- Unemployment benefits would replace about 80% to 90% of lost earnings for lower-wage to median-wage workers, and less for higher earners.
- The policy may assuage both Democratic and Republican viewpoints.
Lawmakers should replace a $600 unemployment supplement for jobless workers with a maximum $400 a week, according to a new proposal issued by a group of powerhouse economists.
The proposal comes as Democrats and Republicans debate the merits of extending the $600 weekly enhancement to unemployment checks, which is scheduled to end after July 31.
Democrats want to extend the $600 checks past July to avoid a severe drop in household income at a time when unemployment is likely to remain elevated. Republicans want to end the payments outright or replace them with a back-to-work bonus that pays Americans to find new jobs.
The proposal, published Tuesday by the Aspen Institute, appears to assuage both parties.
The policy would continue weekly aid at a reduced amount. It would also offer a payroll subsidy, either via an extra tax credit or "hiring bonus," to incentivize workers to rejoin the workforce.

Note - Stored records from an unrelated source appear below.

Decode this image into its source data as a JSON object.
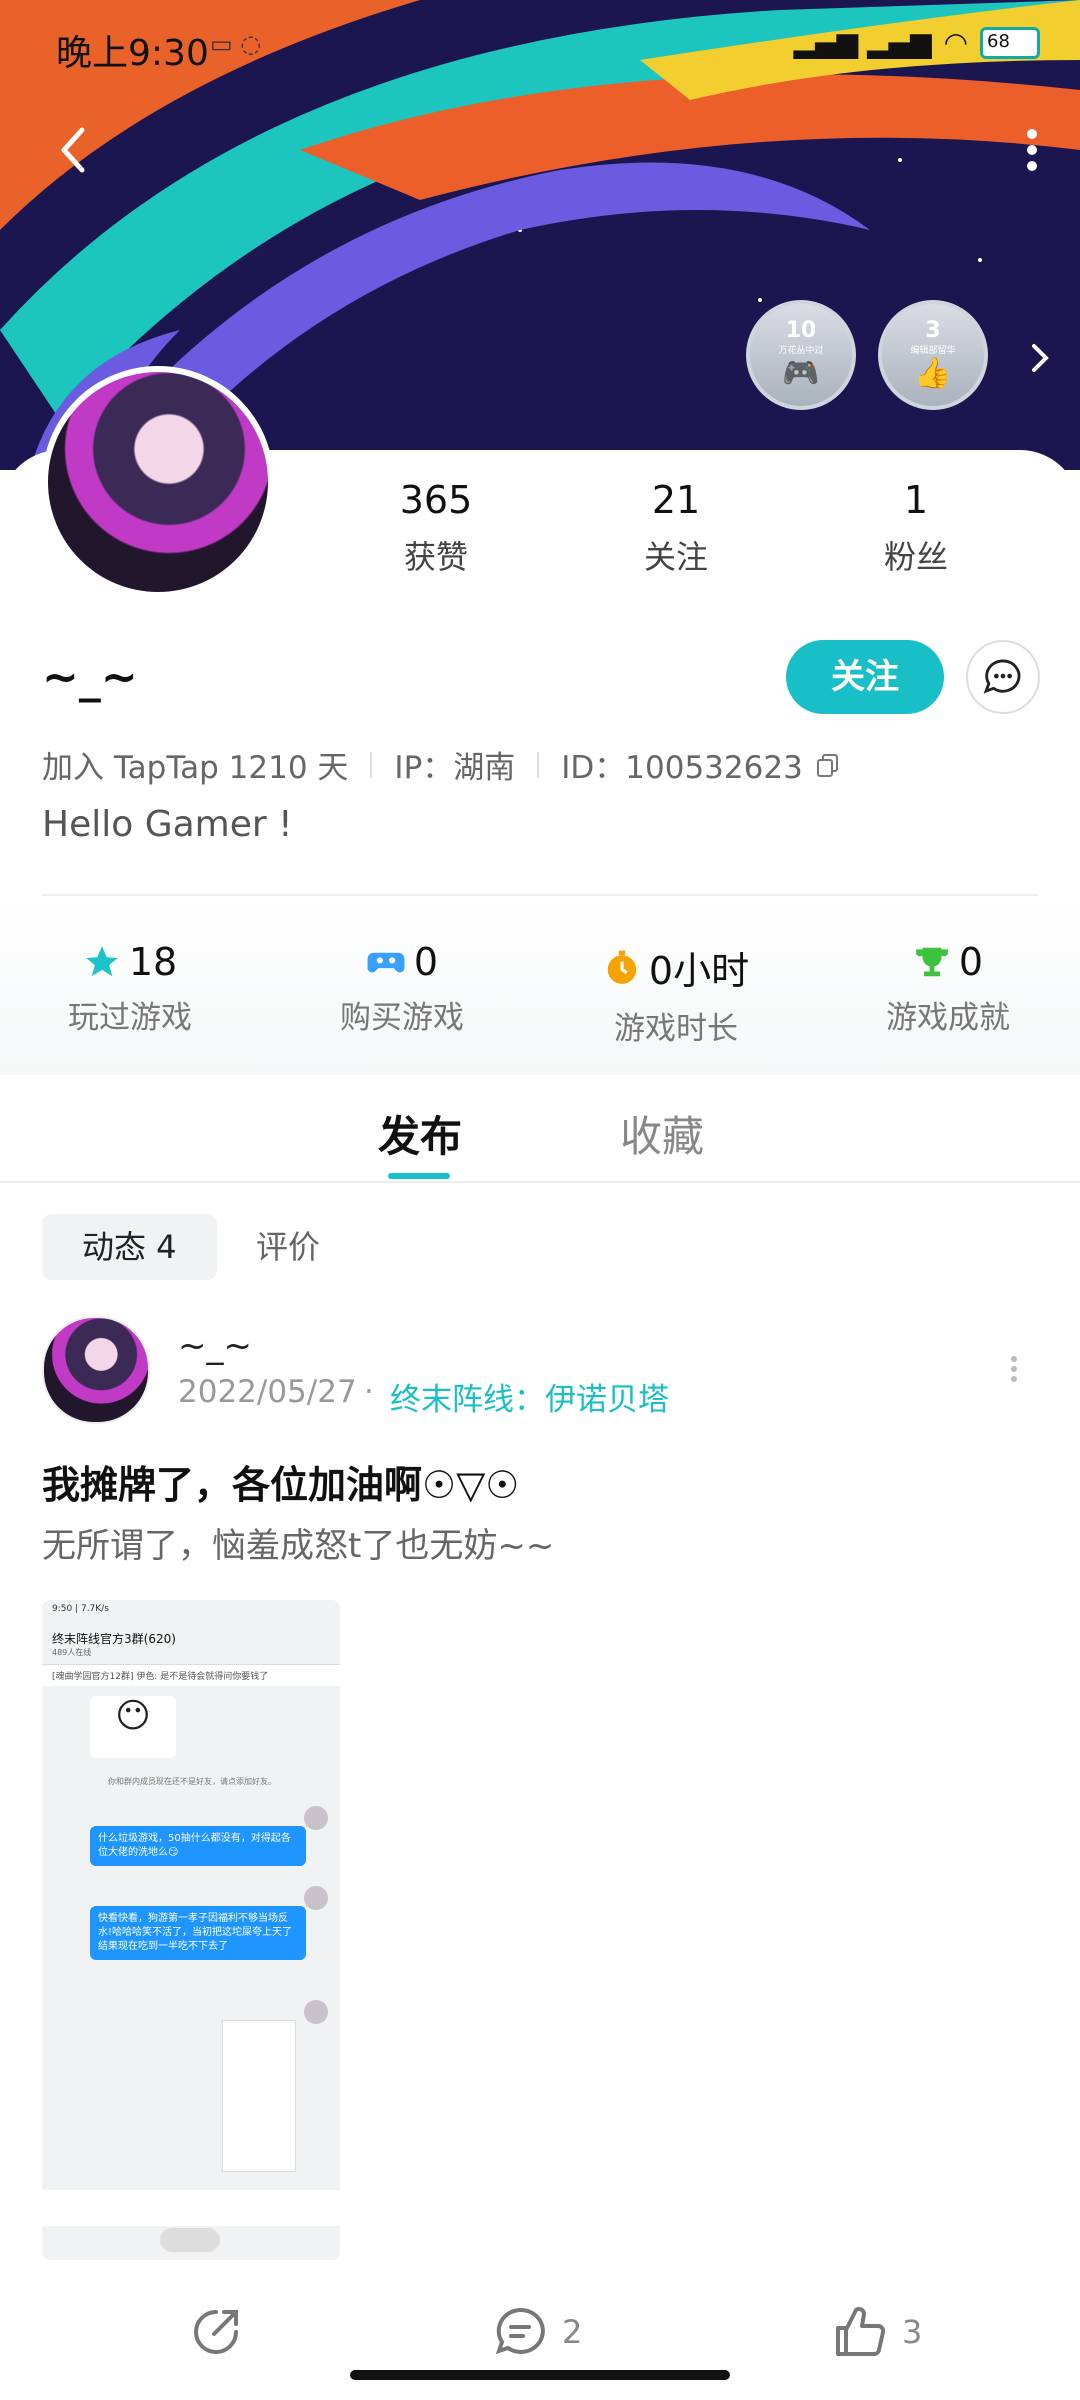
{
  "status_bar": {
    "time": "晚上9:30",
    "battery": "68"
  },
  "header": {
    "badges": [
      {
        "num": "10",
        "label": "万花丛中过"
      },
      {
        "num": "3",
        "label": "编辑部留华"
      }
    ]
  },
  "profile": {
    "stats": [
      {
        "value": "365",
        "label": "获赞"
      },
      {
        "value": "21",
        "label": "关注"
      },
      {
        "value": "1",
        "label": "粉丝"
      }
    ],
    "username": "~_~",
    "follow_label": "关注",
    "join_text": "加入 TapTap 1210 天",
    "ip_text": "IP：湖南",
    "id_text": "ID：100532623",
    "bio": "Hello Gamer !"
  },
  "game_stats": [
    {
      "value": "18",
      "label": "玩过游戏",
      "icon": "star-icon",
      "color": "#1ec3c9"
    },
    {
      "value": "0",
      "label": "购买游戏",
      "icon": "gamepad-icon",
      "color": "#3aa0ff"
    },
    {
      "value": "0小时",
      "label": "游戏时长",
      "icon": "stopwatch-icon",
      "color": "#f4a300"
    },
    {
      "value": "0",
      "label": "游戏成就",
      "icon": "trophy-icon",
      "color": "#3cc23c"
    }
  ],
  "tabs": [
    {
      "label": "发布"
    },
    {
      "label": "收藏"
    }
  ],
  "subtabs": [
    {
      "label": "动态 4"
    },
    {
      "label": "评价"
    }
  ],
  "post": {
    "author": "~_~",
    "date": "2022/05/27",
    "dot": "·",
    "game": "终末阵线：伊诺贝塔",
    "title": "我摊牌了，各位加油啊☉▽☉",
    "text": "无所谓了，恼羞成怒t了也无妨~~",
    "screenshot": {
      "status": "9:50 | 7.7K/s",
      "group_name": "终末阵线官方3群(620)",
      "members": "489人在线",
      "notice": "[魂曲学园官方12群] 伊色: 是不是待会就得问你要钱了",
      "sys_note": "你和群内成员现在还不是好友，请点添加好友。",
      "messages": [
        "什么垃圾游戏，50抽什么都没有，对得起各位大佬的洗地么😏",
        "快看快看，狗游第一孝子因福利不够当场反水!哈哈哈笑不活了，当初把这坨屎夸上天了结果现在吃到一半吃不下去了"
      ]
    }
  },
  "actions": {
    "comments": "2",
    "likes": "3"
  }
}
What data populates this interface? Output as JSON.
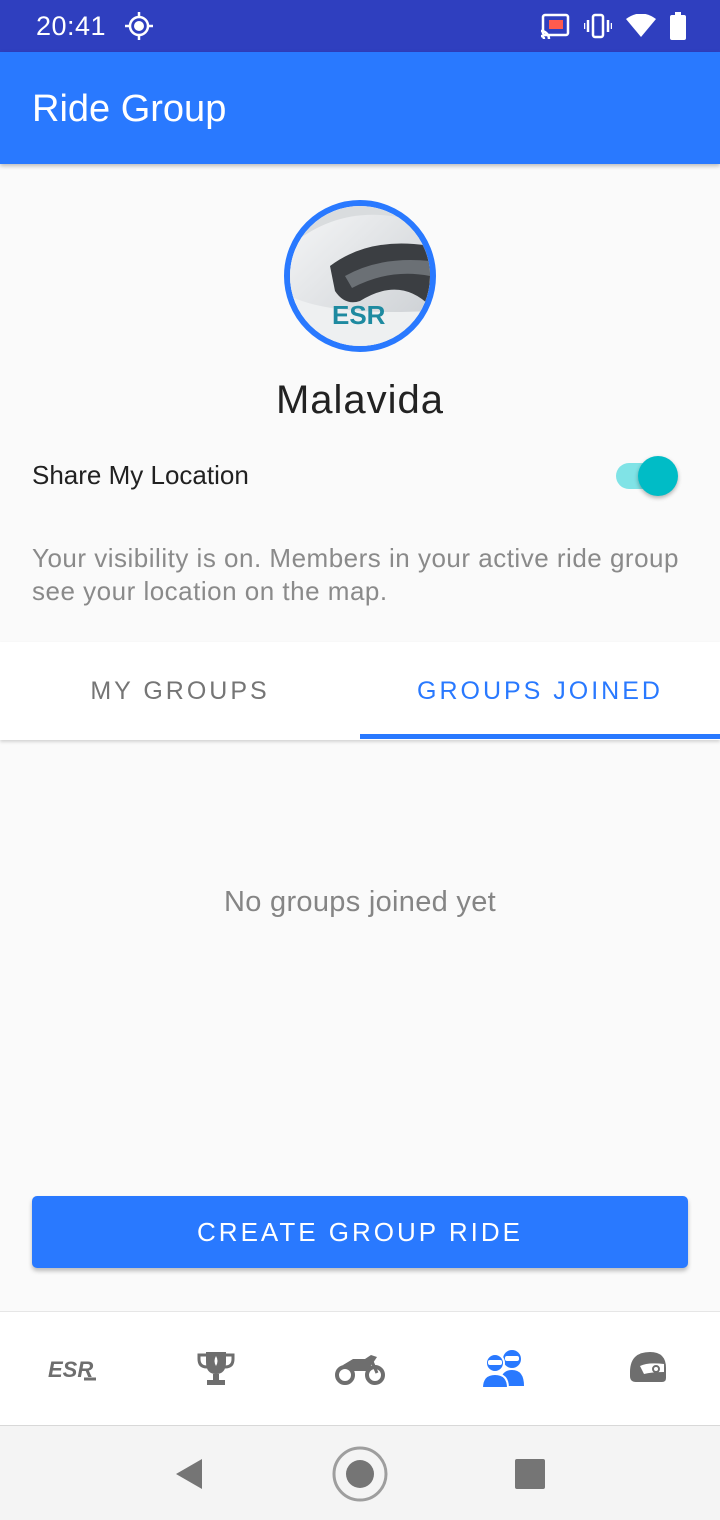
{
  "status_bar": {
    "time": "20:41",
    "left_icon": "location-crosshair-icon",
    "right_icons": [
      "cast-icon",
      "vibrate-icon",
      "wifi-icon",
      "battery-icon"
    ]
  },
  "app_bar": {
    "title": "Ride Group"
  },
  "profile": {
    "name": "Malavida",
    "avatar_icon": "helmet-avatar",
    "avatar_logo_text": "ESR"
  },
  "share_location": {
    "label": "Share My Location",
    "enabled": true
  },
  "visibility_message": "Your visibility is on. Members in your active ride group see your location on the map.",
  "tabs": [
    {
      "label": "MY GROUPS",
      "active": false
    },
    {
      "label": "GROUPS JOINED",
      "active": true
    }
  ],
  "empty_state": "No groups joined yet",
  "create_button": {
    "label": "CREATE GROUP RIDE"
  },
  "bottom_nav": {
    "items": [
      {
        "icon": "esr-logo-icon",
        "active": false
      },
      {
        "icon": "trophy-icon",
        "active": false
      },
      {
        "icon": "motorcycle-icon",
        "active": false
      },
      {
        "icon": "riders-group-icon",
        "active": true
      },
      {
        "icon": "helmet-icon",
        "active": false
      }
    ],
    "logo_text": "ESR"
  },
  "system_nav": [
    "back-icon",
    "home-icon",
    "recents-icon"
  ],
  "colors": {
    "status_bar": "#2f3fbf",
    "primary": "#2979ff",
    "toggle_thumb": "#00bcc6",
    "toggle_track": "#80e3e6",
    "nav_inactive": "#6e6e6e"
  }
}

The four authors are: Jason Furman, former chair of the Council of Economic Advisers under former President Barack Obama; Timothy Geithner, former Treasury secretary during the Obama administration; Glenn Hubbard, who chaired the Council of Economic Advisers under former President George W. Bush; and Melissa Kearney, director of the Aspen Institute's Economic Strategy Group.
The current $600-a-week federal supplement, created by the CARES Act, replaces more than 100% of lost wages for about two-thirds of American workers, according to economists at the University of Chicago.
While the current supplement may encourage some workers to remain unemployed, ending federal aid after July would cause "hardship for tens of millions of households," according to the new proposal.
It would also inflict greater damage to the economy due to a big drop in consumer spending, the authors said.
Jerome Powell, chairman of the Federal Reserve, supported the notion of extending the timeline for extra unemployment aid despite the likelihood of "strong job creation" between now and the end of July.
"It probably is going to be important that we continue it in some form," Powell testified Wednesday in a House Financial Services Committee hearing. "I wouldn't say what form, but you wouldn't want to go all the way to zero on that."
The new system would, like the current one, provide a weekly federal supplement on top of state-paid unemployment benefits.
The federal benefit would replace up to 40% of one's prior wages. The benefit would be capped at $400 a week, and would be in addition to state jobless benefits.
Combined, workers who earn up to the median wage would replace about 80% to 90% of their previous earnings. That share would be less for higher earners.
States unable to implement this benefit formula by August could administer a flat $200 a week federal payment through the end of the year in its place.
The economists propose tying the amount and duration of unemployment aid to economic "triggers" like the unemployment rate.
The maximum federal benefit — $400 — would only be available when a state's unemployment rate exceeds 15%. It would phase out entirely after falling below about 7%.
Most states currently have an unemployment rate less than 15%, the economists said.
In addition, the proposal aims to reduce any labor market "distortion" that may be caused by rich unemployment benefits by offering payroll subsidies to encourage Americans to seek out reemployment.
One approach would pay a "hiring bonus" to unemployed workers who get jobs.
Another is a tax credit — the Pandemic Earned Income Tax Credit — that would double a family's refundable earned income tax credit, as based on earnings in the 2020 tax year.
The cost of the overall proposal, whose recommendations also touch on areas like small business loans and relief for state and local governments, would be "considerable," ranging from $1 trillion to about $2 trillion depending on the scope and duration of the recession, according to the authors.
While federal relief has already been substantial, more is necessary to boost the economy, increase jobs and reduce the unemployment rate, they said.